WesMiles, a new program created by Wesleyan Student Assembly (WSA) members with help from the Office of International Student Affairs (OISA) and the Office of Financial Aid, will help fund winter break flights home for one to two students with home addresses outside of the United States.
In the spring of 2011, WSA President Zachary Malter ’13 began brainstorming ways to allow international students with financial need to return home.
“I was in a Board of Trustees sub-committee where we were discussing [using air] mile donations as a source of revenue for the University,” Malter wrote in an email to The Argus. “At the same time, I was approached by a number of international upperclassmen who hadn’t been home since entering Wesleyan or had only been home once. These students, African students and Freeman scholars, missed their friends and family at home and would have gone home more if they had the means to do so.”
According to Associate Dean for International Student Affairs Alice Hadler, the University used to offer international students receiving need-based financial aid the chance to return home once a year. However, in light of financial strain, this is no longer the case. WesMiles will potentially reinstate this opportunity.
WSA Financial Aid Committee Chair Sisi Miteva ’15, one of the founders of WesMiles and an international student herself, explained that, the University currently gives international students receiving need-based aid two tickets for their entire four years as students.
“The financial aid office sponsors a one-way ticket for [international students] to come to the U.S. to start their education as freshmen, and then another one-way ticket as a senior after they graduate to go back,” Miteva said. “Throughout their four years at Wesleyan, [many international students] don’t have an opportunity to go back home if they can’t afford to buy a ticket.”
Malter and Miteva approached the OISA about a month ago to discuss their idea for WesMiles. Hadler, who interacts with all of the international students during their time at the University, was receptive to the idea.
“People can only work so much during term time, so that to work enough to save enough to be able to go home is really stressful,” Hadler said.
Malter identified air mile donations as a potential source for the WesMiles program when he found out that one alumnus had previously used his miles to sponsor two potential international students, which allowed them to attend WesFest.
“The alum who donated the miles is the same one who raised the idea in the Board of Trustees,” Malter wrote. “Without his generosity and the work of University Relations [who helped contact potential donors], this program would have never happened. He sponsored two prospective students last semester, but we are hoping that in the future miles donations will be used principally for current students with high need.”
Miteva began working on the project last spring by researching different ways to donate miles. This semester, one alumnus will directly purchase one or two tickets using his own unused miles. However, Miteva hopes that, in the future, more alumni will donate miles, and allow more students to return home.
Director of Financial Aid John Gudvangen helped to identify students who might want to apply for WesMiles.

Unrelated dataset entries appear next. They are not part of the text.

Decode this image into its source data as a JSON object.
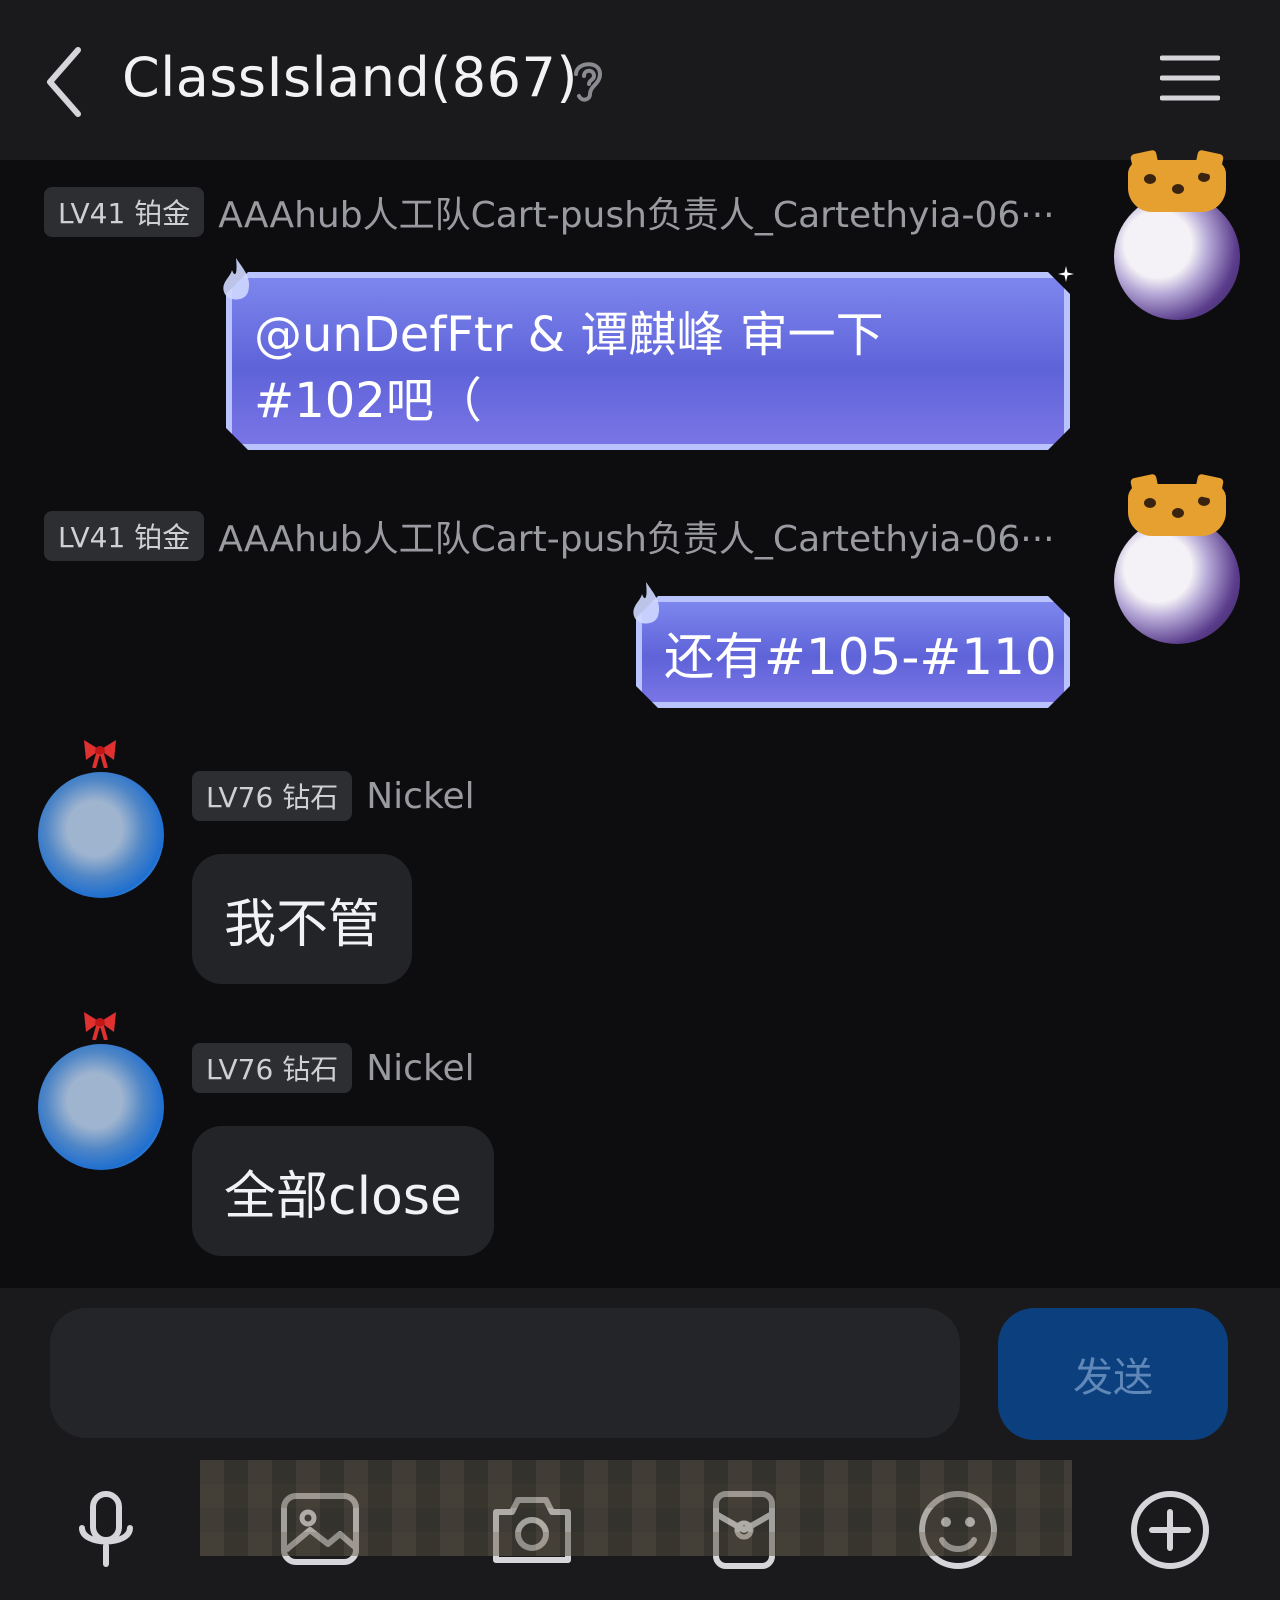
{
  "header": {
    "title": "ClassIsland(867)"
  },
  "messages": [
    {
      "badge": "LV41 铂金",
      "sender": "AAAhub人工队Cart-push负责人_Cartethyia-06···",
      "line1": "@unDefFtr & 谭麒峰 审一下",
      "line2": "#102吧（"
    },
    {
      "badge": "LV41 铂金",
      "sender": "AAAhub人工队Cart-push负责人_Cartethyia-06···",
      "text": "还有#105-#110"
    },
    {
      "badge": "LV76 钻石",
      "sender": "Nickel",
      "text": "我不管"
    },
    {
      "badge": "LV76 钻石",
      "sender": "Nickel",
      "text": "全部close"
    }
  ],
  "input": {
    "value": "",
    "send_label": "发送"
  },
  "toolbar": {
    "icons": [
      "microphone-icon",
      "image-icon",
      "camera-icon",
      "red-packet-icon",
      "emoji-icon",
      "plus-icon"
    ]
  },
  "colors": {
    "background": "#0d0d0f",
    "header": "#1a1a1c",
    "fancy_bubble": "#6a6fe0",
    "plain_bubble": "#232428",
    "send_button": "#0b3f7e"
  }
}
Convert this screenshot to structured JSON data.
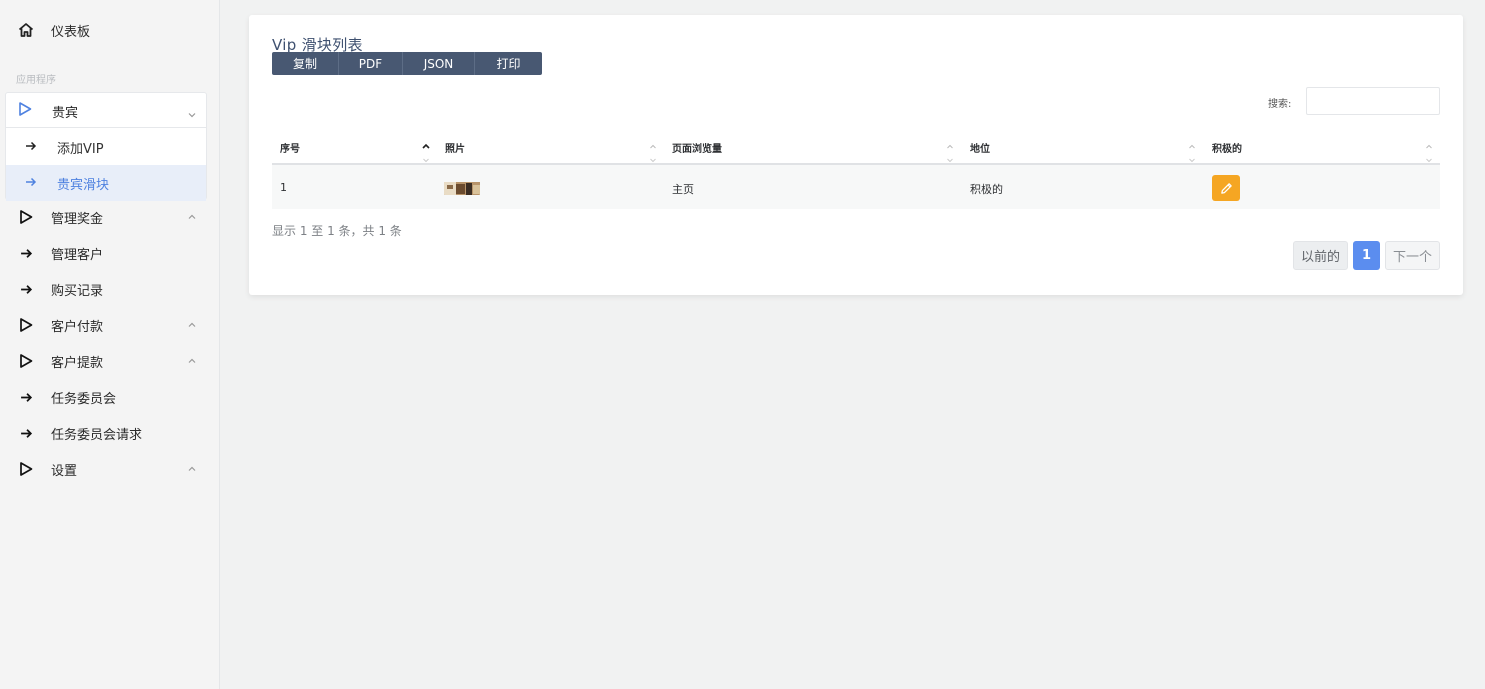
{
  "sidebar": {
    "dashboard": "仪表板",
    "section_label": "应用程序",
    "vip": {
      "label": "贵宾",
      "children": [
        "添加VIP",
        "贵宾滑块"
      ]
    },
    "items": [
      {
        "label": "管理奖金",
        "icon": "play-icon",
        "chevron": true
      },
      {
        "label": "管理客户",
        "icon": "arrow-right-icon",
        "chevron": false
      },
      {
        "label": "购买记录",
        "icon": "arrow-right-icon",
        "chevron": false
      },
      {
        "label": "客户付款",
        "icon": "play-icon",
        "chevron": true
      },
      {
        "label": "客户提款",
        "icon": "play-icon",
        "chevron": true
      },
      {
        "label": "任务委员会",
        "icon": "arrow-right-icon",
        "chevron": false
      },
      {
        "label": "任务委员会请求",
        "icon": "arrow-right-icon",
        "chevron": false
      },
      {
        "label": "设置",
        "icon": "play-icon",
        "chevron": true
      }
    ]
  },
  "card": {
    "title": "Vip 滑块列表",
    "export_buttons": [
      "复制",
      "PDF",
      "JSON",
      "打印"
    ],
    "search_label": "搜索:",
    "search_value": ""
  },
  "table": {
    "columns": [
      "序号",
      "照片",
      "页面浏览量",
      "地位",
      "积极的"
    ],
    "rows": [
      {
        "index": "1",
        "page": "主页",
        "status": "积极的"
      }
    ],
    "info": "显示 1 至 1 条，共 1 条"
  },
  "pagination": {
    "prev": "以前的",
    "current": "1",
    "next": "下一个"
  },
  "colors": {
    "accent": "#5b8def",
    "button_dark": "#485872",
    "edit": "#f5a623",
    "active_bg": "#e8eef9"
  }
}
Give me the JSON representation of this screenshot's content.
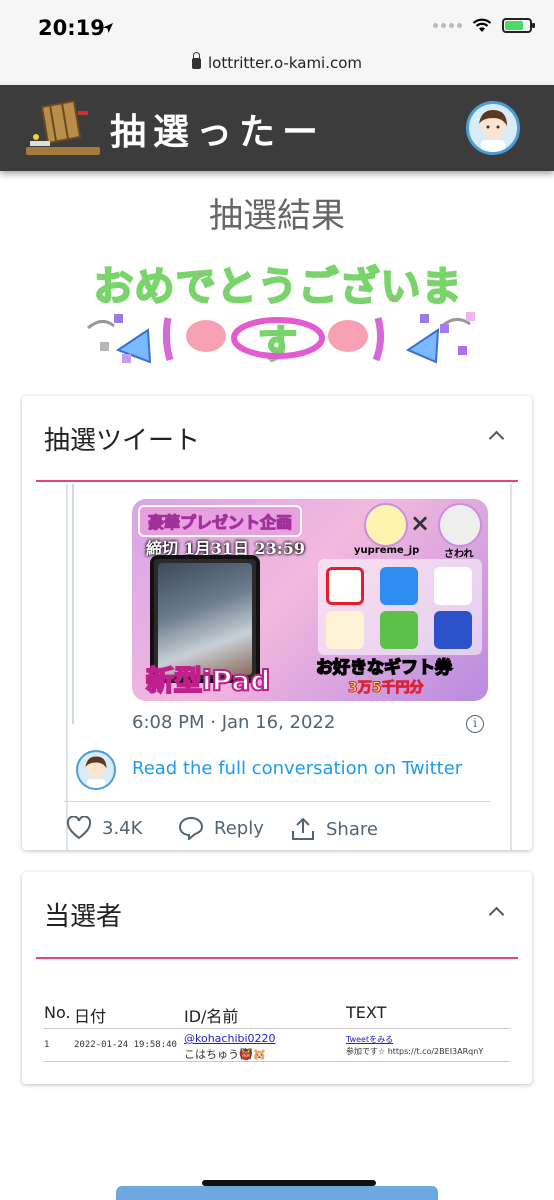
{
  "status_bar": {
    "time": "20:19"
  },
  "browser": {
    "url": "lottritter.o-kami.com"
  },
  "header": {
    "logo_text": "抽選ったー"
  },
  "page_title": "抽選結果",
  "congrats_text": "おめでとうございます",
  "tweet_card": {
    "title": "抽選ツイート",
    "image": {
      "banner": "豪華プレゼント企画",
      "deadline": "締切 1月31日 23:59",
      "collab_left": "yupreme_jp",
      "collab_right": "さわれ",
      "x_mark": "×",
      "product": "新型iPad",
      "gift_label": "お好きなギフト券",
      "amount": "3万5千円分"
    },
    "timestamp": "6:08 PM · Jan 16, 2022",
    "info_symbol": "i",
    "read_link": "Read the full conversation on Twitter",
    "actions": {
      "like_count": "3.4K",
      "reply": "Reply",
      "share": "Share"
    }
  },
  "winners_card": {
    "title": "当選者",
    "columns": [
      "No.",
      "日付",
      "ID/名前",
      "TEXT"
    ],
    "rows": [
      {
        "no": "1",
        "date": "2022-01-24 19:58:40",
        "handle": "@kohachibi0220",
        "name": "こはちゅう👹🐹",
        "tweet_link": "Tweetをみる",
        "text": "参加です☆ https://t.co/2BEI3ARqnY"
      }
    ]
  },
  "colors": {
    "header_bg": "#3c3c3c",
    "accent_rule": "#e0457f",
    "twitter_blue": "#1d9bf0"
  }
}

Applications were sent to sophomores, juniors, and seniors receiving need-based financial aid who are international students or U.S. citizens with home addresses outside the United States. Roughly 50 students received applications.
Gudvangen and Hadler will review applications and select one or two students, depending on the cost of each ticket. Among considerations for qualification are how long it has been since the student has been home and why the student hopes to return for this upcoming break.
“We’re interested first in helping a student or two who have not had the financial means to make it home since they started at Wesleyan,” Gudvangen wrote in an email to The Argus. “We’ll also consider other extenuating circumstances.”
Hadler and Gudvangen both praised Malter and Miteva for establishing the program.
“It’s an exciting thing, and it’ll be a hard decision,” Hadler said, referring to the choice of who to sponsor among the applicants.
Malter hopes to find more donors in the future to contribute to the program.
“There are many students who aren’t able to go home much while at Wesleyan,” Malter wrote. “I heard about one alum who went through his whole undergraduate career and two years of grad school before getting the funds to return home. We hope more alumni will consider contacting University Relations and donating to this cause.”
Miteva has high hopes for the program as well.
“I’ve heard from international students who are really excited about it, so I do hope we have a lot of applicants,” Miteva said. “We hope to continue it in the future. I think that people deserve to get a break and see their families.”
Applications for WesMiles are due today, Friday, Nov. 8. For more information, students can contact the Financial Aid office or the WSA (firstname.lastname@example.org).